Station Casinos says it's being harassed by the Culinary Union, which wants new casinos outside the traditional areas in Reno to be subject to a public vote before they can be built.
But union spokesman Chris Bohner says there's no harassment -
that the union is interested only in protecting the jobs of its
2,000 members at Circus Circus and the Reno Hilton by requiring new
resorts to be built downtown.
Station Casinos, which is not unionized, expects to submit plans
within the next month to build a $500 million casino resort in
Brett Scolari, the Reno attorney for Las Vegas-based Station
Casinos, told the Reno Gazette-Journal that an initiative aiming
for a place on the Nov. 7 ballot is just one more tactic in 15
years of "harassment" by the Culinary Union, which has 55,000
members in Las Vegas.
Scolari said the Las Vegas union "has no more motivation than
to kill" the Reno project.
Joining the Station cause is Rich Houts, secretary-treasurer of
the Building & Construction Trades Council of Northern Nevada that
represents 8,000 union construction workers. The council and its
trade unions have pulled out of the Progressive Leadership Alliance
of Nevada, which joined the Culinary Union in pushing the
petitions. Houts worries about the construction jobs for Station
Casino and about what he calls collateral damage.
"Other casinos will be looking to come in. If you have to go
through a two- to three-year process to maybe get a casino, it's
going to be bad," he said. "These casino companies may just skip
If Reno voters approve the initiative, new casinos outside
downtown - including ones the airport and convention center areas -
would be required to offer a contribution to help the city pay off
debt for the downtown Reno Redevelopment Agency. That debt now
consumes all the property taxes collected by the agency each year.
The donation also could be used for debt payments on the city's
$310 million railroad trench project.
The city would be required to put the casino contributions on
the ballot for the next general election, effectively letting the
voters decide whether the casino should be built.

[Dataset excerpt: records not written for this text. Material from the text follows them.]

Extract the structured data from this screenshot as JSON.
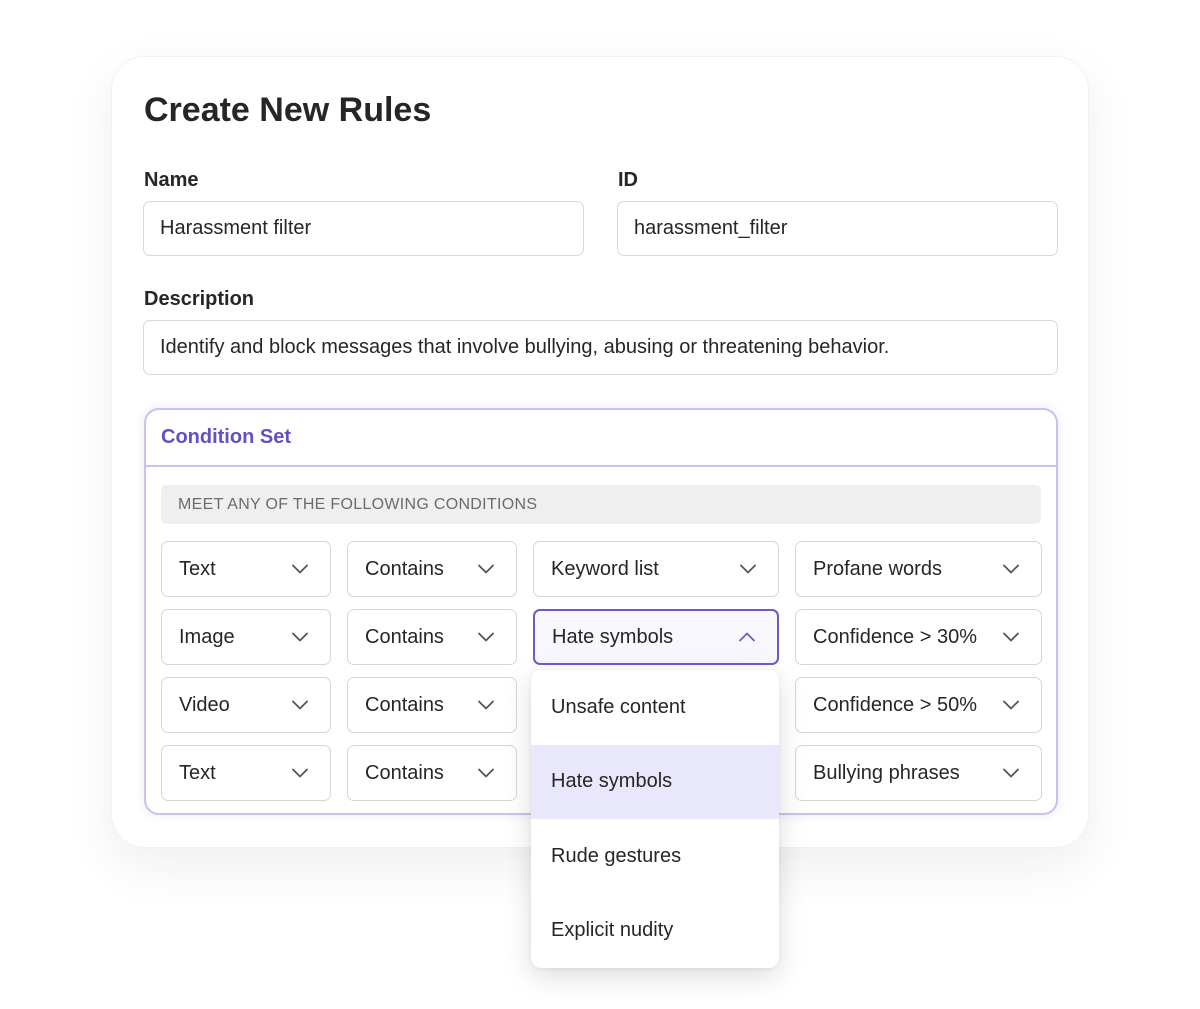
{
  "page": {
    "title": "Create New Rules"
  },
  "form": {
    "name_label": "Name",
    "name_value": "Harassment filter",
    "id_label": "ID",
    "id_value": "harassment_filter",
    "description_label": "Description",
    "description_value": "Identify and block messages that involve bullying, abusing or threatening behavior."
  },
  "condition_set": {
    "title": "Condition Set",
    "match_label": "MEET ANY OF THE FOLLOWING CONDITIONS",
    "rows": [
      {
        "type": "Text",
        "operator": "Contains",
        "source": "Keyword list",
        "value": "Profane words"
      },
      {
        "type": "Image",
        "operator": "Contains",
        "source": "Hate symbols",
        "value": "Confidence > 30%"
      },
      {
        "type": "Video",
        "operator": "Contains",
        "source": "",
        "value": "Confidence > 50%"
      },
      {
        "type": "Text",
        "operator": "Contains",
        "source": "",
        "value": "Bullying phrases"
      }
    ]
  },
  "dropdown_menu": {
    "options": [
      "Unsafe content",
      "Hate symbols",
      "Rude gestures",
      "Explicit nudity"
    ],
    "selected": "Hate symbols"
  },
  "colors": {
    "accent": "#6350c5",
    "accent_border": "#c8c2ee",
    "selected_option_bg": "#e9e7fb",
    "text": "#262626"
  },
  "icons": {
    "dropdown_closed": "chevron-down-icon",
    "dropdown_open": "chevron-up-icon"
  }
}
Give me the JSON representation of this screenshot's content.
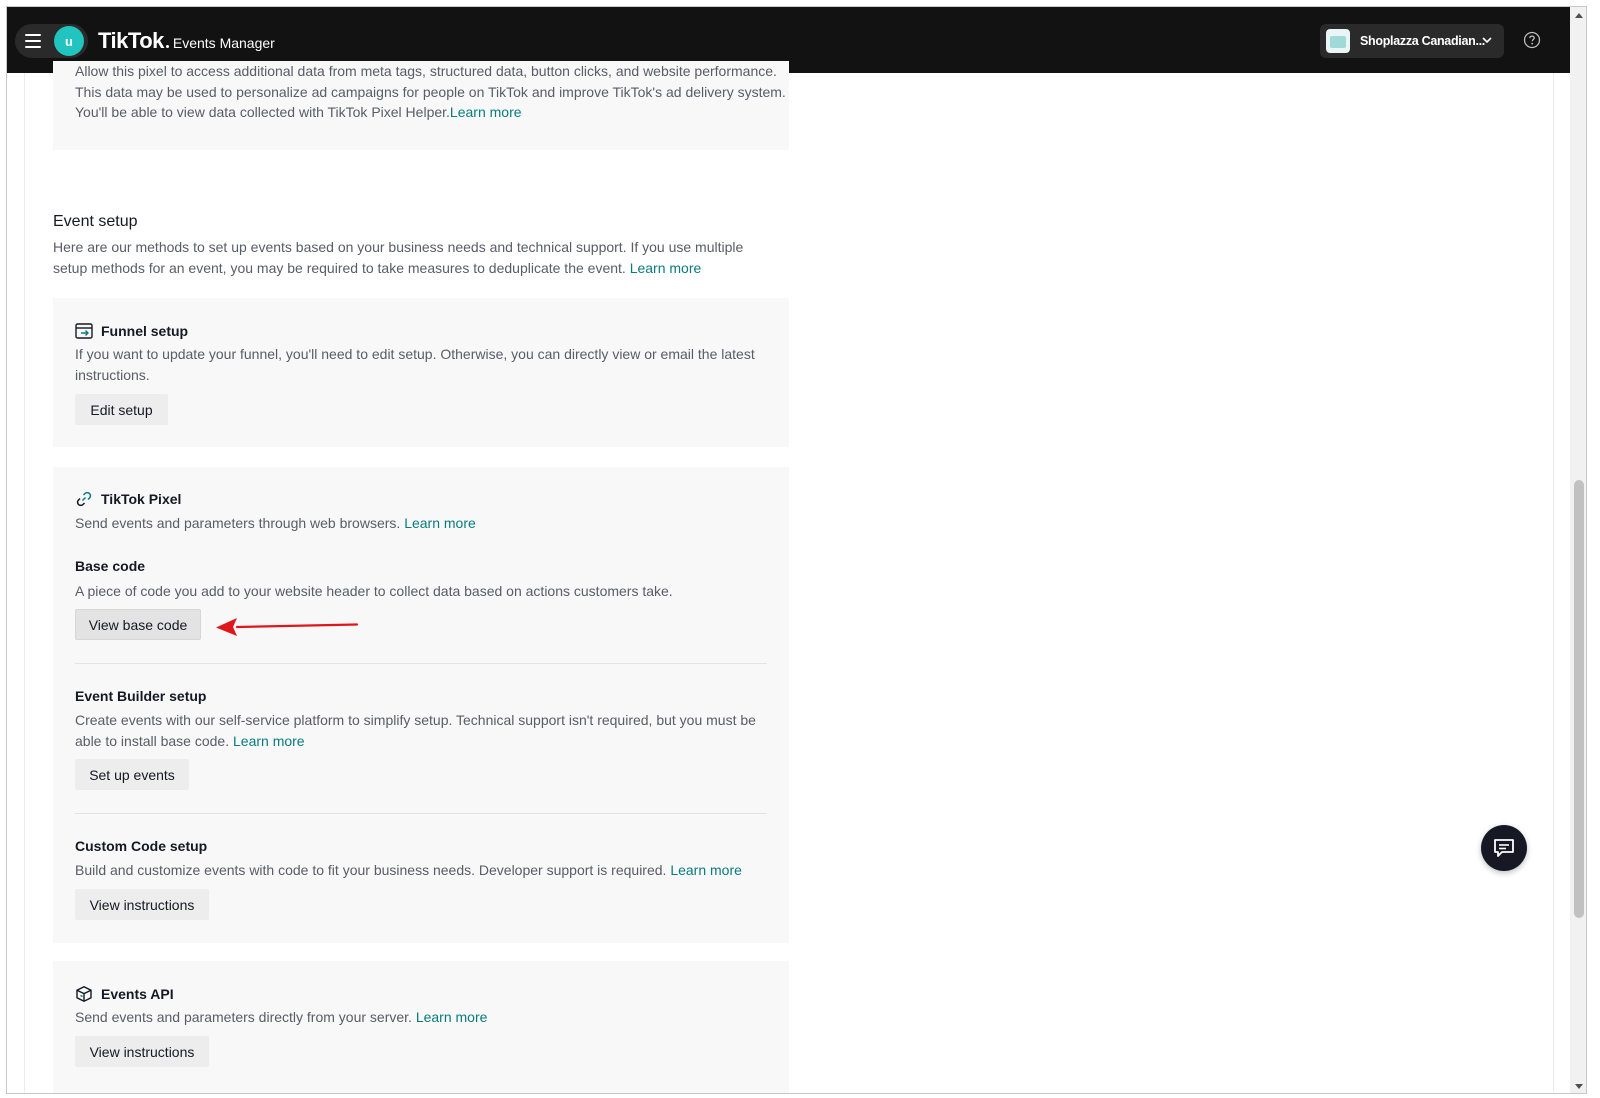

The petitioners need 11,661 signatures from Reno voters by June
30 to get the question on the November ballot. Five Culinary Union
workers signed the initiative to launch the petition drive on May